Like Romeo and Juliet, the story of Pyramus and Thisbe tells of young lovers coming to a tragic end. Pyramus and Thisbe were neighbors in love. Sadly, their families didn’t get along.
Forbidden from each other, the young couple whispered messages through a cracked wall between their houses. They formed a plan to meet one night at a fountain by Ninus’ tomb, under a white mulberry tree.
As she waited by the tree that night, Thisbe saw a lioness approaching, her jaws coated in blood. Thisbe ran away, dropping her veil.The whole story can be found at http://readingshakespeare.wordpress.com/2011/09/19/review-a-midsummer-night25e225802599s-dream-bbc-radio-3-11911/ The lioness pounced on the veil, smearing it with blood.
Soon Pyramus arrived. Seeing the lioness and bloody veil, he assumed Thisbe was dead. Grief-stricken, he plunged his sword into his heart. The white mulberries on the nearby tree were stained dark red with his blood.
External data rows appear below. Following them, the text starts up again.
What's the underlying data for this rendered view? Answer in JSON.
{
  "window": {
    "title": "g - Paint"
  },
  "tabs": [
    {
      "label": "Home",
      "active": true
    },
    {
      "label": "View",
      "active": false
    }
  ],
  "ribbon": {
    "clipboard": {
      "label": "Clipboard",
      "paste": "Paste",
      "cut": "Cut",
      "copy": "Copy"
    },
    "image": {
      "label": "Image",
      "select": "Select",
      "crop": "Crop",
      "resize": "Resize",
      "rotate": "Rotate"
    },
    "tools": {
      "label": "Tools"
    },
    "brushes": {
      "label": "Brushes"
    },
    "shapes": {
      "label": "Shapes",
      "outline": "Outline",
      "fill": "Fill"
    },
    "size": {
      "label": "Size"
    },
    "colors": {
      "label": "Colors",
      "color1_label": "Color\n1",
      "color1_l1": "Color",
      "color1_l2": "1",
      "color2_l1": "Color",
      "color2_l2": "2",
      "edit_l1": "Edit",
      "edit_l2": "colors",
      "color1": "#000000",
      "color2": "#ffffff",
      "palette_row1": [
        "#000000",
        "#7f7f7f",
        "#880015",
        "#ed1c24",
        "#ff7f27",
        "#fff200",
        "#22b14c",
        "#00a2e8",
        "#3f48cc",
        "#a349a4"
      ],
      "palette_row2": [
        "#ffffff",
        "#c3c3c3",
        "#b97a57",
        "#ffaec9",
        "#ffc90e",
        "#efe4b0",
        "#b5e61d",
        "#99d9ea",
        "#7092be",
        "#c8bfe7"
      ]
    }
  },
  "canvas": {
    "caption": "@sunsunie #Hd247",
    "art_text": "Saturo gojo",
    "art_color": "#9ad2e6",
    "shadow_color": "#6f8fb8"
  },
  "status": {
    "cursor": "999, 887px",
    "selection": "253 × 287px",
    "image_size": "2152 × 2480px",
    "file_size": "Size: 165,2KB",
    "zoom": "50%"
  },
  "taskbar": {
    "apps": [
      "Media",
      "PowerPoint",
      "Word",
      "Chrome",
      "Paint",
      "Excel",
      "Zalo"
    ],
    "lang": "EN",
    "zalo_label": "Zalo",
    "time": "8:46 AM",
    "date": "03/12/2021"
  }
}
Finally Thisbe returned to the meeting spot. She saw Pyramus dead with her veil beside him. She cried out to the gods in grief, asking that the mulberries retain their dark red color in memory of the blood shed that night. Then she plunged Pyramus’ sword into her own breast. The gods heard her plea, and mulberries have been dark red ever since.